Read, read, read. And don’t just read your own industry or vertical sector, some of the best creative content ideas pop up when reading something unrelated to you or your client’s business.
From Gillian Quinn, content manager at PR agency Threepipe:
Collate and research. Be inspired by those around you. Keep abreast of new trends and always create innovative and original content.
Think about distribution. Consider where your content is going to sit, as well as the environment that it will be consumed in.
Collaborate. Maximise exciting opportunities to combine strengths and link up with guest bloggers, market influencers, thought leaders and other brands; creating engaging and compelling content
Multi-platform content is king. Ensure your brand creates content that can be adapted to be effective on different media, playing to each platforms strengths
Evaluate. Take time to evaluate what your audiences like to consume.
From Beth Murray, associate director at Lansons:
Analyse your audience. Say you’re trying to engage a B2B financial services audience; many firms have firewalls against social media and video sharing sites. You might make an interesting, engaging piece of content, but if it doesn’t reach your target audience, it’s worthless.
Keep it brief. People have short attention spans and even less time to spend engaging with your content.
Make it shareable. If you’re looking to spread awareness, include buttons that allow your audience to share widely and simply. The easier you make it, the further your message will go.
Great content isn’t great if no one can find it. Ensure you’re sharing it in the right places, with the right people, and that it is easily found through SEO.
How do you create good content?
Kieran Kent, managing director at agency Propeller PR:
“Topicality is important but you also need to be able to move the conversation on a notch (familiarity but with a twist). You need to be engaging, thought-provoking and say something which makes you stand out amidst the sea of white noise in the market. And critically, you need to be able to repackage the same content for a variety of different purposes, whether that’s generating editorial coverage, sharing content via social media channels, creating blog posts on a client’s website or using the content to help a client write a presentation at an exhibition.”
Andy Barr, managing director of PR agency 10 Yetis:

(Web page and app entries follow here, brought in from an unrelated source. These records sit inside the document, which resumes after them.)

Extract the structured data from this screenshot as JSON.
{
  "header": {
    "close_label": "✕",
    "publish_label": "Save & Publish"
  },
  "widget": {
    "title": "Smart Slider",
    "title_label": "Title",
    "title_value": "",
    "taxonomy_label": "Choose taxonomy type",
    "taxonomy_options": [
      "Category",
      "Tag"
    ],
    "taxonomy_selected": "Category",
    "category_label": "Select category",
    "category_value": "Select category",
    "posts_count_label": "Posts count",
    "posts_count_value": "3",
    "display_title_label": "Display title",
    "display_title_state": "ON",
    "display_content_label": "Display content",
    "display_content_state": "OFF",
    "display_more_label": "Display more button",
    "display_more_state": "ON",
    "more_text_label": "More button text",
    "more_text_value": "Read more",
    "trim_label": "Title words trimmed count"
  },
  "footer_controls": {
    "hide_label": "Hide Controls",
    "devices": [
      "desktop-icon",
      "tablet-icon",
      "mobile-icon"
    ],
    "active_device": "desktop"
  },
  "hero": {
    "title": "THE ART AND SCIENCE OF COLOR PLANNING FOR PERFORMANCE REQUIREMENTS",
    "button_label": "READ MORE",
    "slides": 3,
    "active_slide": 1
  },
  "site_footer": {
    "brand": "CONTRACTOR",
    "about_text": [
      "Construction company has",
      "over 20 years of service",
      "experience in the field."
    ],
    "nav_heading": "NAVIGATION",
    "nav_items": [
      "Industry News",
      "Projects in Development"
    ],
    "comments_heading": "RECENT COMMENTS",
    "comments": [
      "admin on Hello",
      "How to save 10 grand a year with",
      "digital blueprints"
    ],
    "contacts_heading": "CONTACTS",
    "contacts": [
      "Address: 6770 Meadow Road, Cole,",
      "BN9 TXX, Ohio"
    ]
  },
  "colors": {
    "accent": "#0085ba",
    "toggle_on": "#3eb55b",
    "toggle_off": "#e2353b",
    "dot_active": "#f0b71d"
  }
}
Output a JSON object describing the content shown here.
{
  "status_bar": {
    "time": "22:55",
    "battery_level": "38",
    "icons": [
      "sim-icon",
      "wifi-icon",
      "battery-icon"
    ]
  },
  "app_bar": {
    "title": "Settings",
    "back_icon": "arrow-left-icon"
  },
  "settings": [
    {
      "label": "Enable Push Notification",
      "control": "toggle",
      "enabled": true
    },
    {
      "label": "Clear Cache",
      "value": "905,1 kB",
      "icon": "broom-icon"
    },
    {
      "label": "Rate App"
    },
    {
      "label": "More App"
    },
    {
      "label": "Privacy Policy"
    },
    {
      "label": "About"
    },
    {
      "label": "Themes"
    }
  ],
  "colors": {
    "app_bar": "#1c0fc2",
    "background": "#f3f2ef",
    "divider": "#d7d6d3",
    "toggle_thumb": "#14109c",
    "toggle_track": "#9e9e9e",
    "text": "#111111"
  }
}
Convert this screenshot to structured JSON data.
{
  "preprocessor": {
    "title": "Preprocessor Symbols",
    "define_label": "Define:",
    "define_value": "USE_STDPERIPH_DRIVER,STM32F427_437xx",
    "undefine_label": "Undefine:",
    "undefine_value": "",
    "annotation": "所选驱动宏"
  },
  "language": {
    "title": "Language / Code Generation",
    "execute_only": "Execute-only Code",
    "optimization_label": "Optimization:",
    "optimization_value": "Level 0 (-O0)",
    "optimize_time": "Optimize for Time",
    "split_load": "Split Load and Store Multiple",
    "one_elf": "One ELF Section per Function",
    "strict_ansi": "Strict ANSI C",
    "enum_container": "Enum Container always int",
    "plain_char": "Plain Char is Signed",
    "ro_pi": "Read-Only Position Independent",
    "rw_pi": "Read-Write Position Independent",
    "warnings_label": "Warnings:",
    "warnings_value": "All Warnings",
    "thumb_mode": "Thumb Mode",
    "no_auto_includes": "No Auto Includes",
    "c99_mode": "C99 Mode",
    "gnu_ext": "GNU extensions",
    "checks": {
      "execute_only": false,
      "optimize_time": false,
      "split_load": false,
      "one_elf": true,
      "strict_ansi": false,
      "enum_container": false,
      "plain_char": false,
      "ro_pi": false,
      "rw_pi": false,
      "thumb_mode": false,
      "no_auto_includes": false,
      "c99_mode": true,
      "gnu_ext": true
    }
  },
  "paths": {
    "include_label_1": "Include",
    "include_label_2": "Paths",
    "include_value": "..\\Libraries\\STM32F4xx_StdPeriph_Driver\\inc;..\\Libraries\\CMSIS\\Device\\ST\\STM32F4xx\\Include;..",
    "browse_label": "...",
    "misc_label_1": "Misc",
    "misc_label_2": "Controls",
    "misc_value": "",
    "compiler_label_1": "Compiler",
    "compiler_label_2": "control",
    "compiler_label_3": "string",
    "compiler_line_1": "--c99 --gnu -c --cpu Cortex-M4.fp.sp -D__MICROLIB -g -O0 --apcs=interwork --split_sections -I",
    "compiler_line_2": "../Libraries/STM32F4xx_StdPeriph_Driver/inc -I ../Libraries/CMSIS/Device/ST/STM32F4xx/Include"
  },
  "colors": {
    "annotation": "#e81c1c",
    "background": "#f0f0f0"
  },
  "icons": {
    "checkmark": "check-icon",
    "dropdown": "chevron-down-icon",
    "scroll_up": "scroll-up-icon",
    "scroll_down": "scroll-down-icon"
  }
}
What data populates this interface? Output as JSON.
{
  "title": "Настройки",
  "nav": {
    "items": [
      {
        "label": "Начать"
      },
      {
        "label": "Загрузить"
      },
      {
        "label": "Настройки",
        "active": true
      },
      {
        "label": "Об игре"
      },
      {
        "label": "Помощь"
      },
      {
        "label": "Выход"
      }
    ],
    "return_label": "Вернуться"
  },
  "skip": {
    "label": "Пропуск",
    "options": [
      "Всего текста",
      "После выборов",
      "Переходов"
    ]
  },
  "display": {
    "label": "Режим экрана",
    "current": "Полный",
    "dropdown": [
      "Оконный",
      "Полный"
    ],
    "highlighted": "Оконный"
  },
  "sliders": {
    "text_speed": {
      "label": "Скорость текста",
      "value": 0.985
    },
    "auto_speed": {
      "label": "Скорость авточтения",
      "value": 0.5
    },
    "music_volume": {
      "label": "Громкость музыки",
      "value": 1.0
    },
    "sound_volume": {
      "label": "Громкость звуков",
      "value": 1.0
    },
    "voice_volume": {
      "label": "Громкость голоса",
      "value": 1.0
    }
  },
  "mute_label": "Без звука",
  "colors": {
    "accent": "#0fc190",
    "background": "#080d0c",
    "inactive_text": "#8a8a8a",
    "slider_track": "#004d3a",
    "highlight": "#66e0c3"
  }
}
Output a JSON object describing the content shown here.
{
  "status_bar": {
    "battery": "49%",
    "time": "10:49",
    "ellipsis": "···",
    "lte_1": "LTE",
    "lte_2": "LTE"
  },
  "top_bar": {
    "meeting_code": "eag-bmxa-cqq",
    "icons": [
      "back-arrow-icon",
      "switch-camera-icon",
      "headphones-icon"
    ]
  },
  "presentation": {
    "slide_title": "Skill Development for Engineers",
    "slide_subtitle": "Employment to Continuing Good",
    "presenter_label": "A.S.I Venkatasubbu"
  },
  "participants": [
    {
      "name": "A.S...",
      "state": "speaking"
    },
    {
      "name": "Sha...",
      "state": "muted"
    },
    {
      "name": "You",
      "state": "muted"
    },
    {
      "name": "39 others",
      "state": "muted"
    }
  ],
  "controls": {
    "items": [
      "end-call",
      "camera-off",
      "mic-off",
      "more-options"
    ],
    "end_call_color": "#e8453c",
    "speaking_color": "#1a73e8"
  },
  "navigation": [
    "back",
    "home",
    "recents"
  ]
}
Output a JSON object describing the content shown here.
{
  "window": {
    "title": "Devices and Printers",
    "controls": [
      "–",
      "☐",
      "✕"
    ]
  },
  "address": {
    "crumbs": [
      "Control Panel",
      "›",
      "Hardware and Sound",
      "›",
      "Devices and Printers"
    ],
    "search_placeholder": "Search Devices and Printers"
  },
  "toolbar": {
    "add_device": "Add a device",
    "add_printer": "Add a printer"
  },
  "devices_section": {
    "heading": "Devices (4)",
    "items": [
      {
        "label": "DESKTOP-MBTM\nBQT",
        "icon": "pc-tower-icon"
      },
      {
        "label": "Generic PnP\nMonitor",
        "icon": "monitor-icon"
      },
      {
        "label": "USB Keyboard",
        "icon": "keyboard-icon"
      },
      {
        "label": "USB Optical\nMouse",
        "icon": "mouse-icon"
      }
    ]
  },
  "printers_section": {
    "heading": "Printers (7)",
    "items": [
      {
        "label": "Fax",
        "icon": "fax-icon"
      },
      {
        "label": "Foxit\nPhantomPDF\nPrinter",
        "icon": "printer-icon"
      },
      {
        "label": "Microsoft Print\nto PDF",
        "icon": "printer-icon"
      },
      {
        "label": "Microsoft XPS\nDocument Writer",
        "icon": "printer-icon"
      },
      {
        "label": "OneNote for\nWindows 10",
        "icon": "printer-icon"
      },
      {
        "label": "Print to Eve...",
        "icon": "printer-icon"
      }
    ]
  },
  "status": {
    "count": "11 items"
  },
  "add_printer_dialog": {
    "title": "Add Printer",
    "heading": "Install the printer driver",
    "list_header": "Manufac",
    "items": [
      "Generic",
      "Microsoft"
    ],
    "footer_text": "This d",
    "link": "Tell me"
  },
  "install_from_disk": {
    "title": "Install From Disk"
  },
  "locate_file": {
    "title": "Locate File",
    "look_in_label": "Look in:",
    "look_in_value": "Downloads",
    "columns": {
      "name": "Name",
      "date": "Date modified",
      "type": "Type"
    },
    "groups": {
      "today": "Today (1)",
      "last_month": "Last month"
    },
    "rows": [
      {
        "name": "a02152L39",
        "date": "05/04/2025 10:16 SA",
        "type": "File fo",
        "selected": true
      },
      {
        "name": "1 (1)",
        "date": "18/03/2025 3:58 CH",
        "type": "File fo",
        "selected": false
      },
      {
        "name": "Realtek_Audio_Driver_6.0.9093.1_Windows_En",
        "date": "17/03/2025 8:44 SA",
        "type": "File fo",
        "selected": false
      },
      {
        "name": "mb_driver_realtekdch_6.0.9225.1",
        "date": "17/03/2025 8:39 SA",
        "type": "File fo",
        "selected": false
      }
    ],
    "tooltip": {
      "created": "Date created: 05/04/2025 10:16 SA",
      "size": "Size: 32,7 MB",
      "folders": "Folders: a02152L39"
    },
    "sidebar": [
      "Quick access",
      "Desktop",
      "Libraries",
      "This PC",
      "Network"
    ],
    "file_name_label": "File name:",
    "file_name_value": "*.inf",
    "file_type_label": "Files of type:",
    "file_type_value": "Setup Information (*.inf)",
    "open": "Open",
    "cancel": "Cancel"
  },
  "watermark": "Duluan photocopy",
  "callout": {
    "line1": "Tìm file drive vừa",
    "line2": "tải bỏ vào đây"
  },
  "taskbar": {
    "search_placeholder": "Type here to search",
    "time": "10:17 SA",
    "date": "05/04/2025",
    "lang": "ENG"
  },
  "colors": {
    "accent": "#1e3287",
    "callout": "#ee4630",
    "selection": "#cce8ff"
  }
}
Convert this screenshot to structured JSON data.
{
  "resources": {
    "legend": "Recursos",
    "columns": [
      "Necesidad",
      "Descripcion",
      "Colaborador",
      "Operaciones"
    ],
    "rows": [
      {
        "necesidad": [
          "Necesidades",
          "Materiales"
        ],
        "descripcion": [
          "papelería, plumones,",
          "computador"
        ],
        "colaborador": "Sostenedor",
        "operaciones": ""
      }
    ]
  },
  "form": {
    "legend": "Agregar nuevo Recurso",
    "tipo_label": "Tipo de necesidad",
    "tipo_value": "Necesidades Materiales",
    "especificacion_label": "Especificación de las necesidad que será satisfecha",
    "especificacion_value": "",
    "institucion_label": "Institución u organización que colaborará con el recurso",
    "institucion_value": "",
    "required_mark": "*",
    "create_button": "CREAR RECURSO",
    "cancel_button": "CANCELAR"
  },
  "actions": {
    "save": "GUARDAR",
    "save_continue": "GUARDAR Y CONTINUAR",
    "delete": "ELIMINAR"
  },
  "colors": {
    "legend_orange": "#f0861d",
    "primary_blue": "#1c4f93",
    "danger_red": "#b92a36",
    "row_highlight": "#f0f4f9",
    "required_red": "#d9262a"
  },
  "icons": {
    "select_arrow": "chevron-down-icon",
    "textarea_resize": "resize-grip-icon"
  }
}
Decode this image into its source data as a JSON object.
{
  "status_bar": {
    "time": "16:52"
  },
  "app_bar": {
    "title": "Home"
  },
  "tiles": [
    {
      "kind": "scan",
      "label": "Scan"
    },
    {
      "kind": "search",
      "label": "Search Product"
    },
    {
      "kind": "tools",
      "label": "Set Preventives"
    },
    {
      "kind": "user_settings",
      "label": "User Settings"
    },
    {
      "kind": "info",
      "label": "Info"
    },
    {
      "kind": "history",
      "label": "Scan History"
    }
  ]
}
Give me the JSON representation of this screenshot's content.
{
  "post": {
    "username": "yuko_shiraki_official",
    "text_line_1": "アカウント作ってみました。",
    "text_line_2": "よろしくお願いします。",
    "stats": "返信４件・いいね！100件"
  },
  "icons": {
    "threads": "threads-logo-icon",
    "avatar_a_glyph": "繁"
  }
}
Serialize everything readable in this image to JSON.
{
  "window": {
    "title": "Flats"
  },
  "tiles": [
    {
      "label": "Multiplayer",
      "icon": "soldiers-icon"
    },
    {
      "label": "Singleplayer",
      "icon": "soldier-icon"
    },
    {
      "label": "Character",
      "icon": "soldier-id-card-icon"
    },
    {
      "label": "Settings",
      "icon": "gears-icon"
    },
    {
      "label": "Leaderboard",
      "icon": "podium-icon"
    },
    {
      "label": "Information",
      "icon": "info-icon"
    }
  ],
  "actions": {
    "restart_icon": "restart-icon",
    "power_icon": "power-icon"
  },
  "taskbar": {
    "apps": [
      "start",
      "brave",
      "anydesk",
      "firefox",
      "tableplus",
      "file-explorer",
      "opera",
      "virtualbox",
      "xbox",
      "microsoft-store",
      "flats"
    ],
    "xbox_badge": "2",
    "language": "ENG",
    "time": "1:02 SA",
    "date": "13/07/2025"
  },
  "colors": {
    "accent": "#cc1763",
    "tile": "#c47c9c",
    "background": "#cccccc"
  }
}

“Creating great content comes down to two things for me; the first creating an environment and team that has creativity at its heart, the second is looking for ways to bring new content ideas to life, or even a new lease of life to old ideas. We try to identify content campaigns that cross the digital divide and are not just PR-centric.”
Written by Daney Parker